→ **WORK TASK**:
Filter the records below, keeping only lines with the string "title".
START AVAILABLE DATA
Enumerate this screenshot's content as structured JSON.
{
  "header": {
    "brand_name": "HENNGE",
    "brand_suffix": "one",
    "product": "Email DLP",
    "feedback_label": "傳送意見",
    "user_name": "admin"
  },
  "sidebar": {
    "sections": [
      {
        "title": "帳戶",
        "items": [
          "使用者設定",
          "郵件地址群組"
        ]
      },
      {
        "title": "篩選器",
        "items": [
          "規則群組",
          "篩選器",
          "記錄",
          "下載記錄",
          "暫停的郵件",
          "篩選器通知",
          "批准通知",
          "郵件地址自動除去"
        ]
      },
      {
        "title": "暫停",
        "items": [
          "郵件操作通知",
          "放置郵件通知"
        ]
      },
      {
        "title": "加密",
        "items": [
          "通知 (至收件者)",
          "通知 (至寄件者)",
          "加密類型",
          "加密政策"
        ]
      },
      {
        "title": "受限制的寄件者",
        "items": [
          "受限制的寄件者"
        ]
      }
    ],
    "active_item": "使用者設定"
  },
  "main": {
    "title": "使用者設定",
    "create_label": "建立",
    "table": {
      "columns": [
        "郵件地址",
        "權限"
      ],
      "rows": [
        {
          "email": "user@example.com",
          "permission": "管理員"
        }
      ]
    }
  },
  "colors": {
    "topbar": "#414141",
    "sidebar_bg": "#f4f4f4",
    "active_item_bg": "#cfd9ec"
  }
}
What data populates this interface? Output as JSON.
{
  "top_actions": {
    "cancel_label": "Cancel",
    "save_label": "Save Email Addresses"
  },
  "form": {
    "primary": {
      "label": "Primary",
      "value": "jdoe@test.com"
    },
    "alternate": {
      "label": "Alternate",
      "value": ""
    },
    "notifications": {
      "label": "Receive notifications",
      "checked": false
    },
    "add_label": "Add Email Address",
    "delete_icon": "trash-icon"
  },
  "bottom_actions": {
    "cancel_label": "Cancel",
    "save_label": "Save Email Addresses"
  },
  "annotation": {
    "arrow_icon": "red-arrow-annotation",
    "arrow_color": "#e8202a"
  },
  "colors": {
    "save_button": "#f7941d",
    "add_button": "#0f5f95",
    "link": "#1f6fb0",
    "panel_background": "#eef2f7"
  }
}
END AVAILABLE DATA
→ **EXERCISE RESULT**:
        "title": "帳戶",
        "title": "篩選器",
        "title": "暫停",
        "title": "加密",
        "title": "受限制的寄件者",
    "title": "使用者設定",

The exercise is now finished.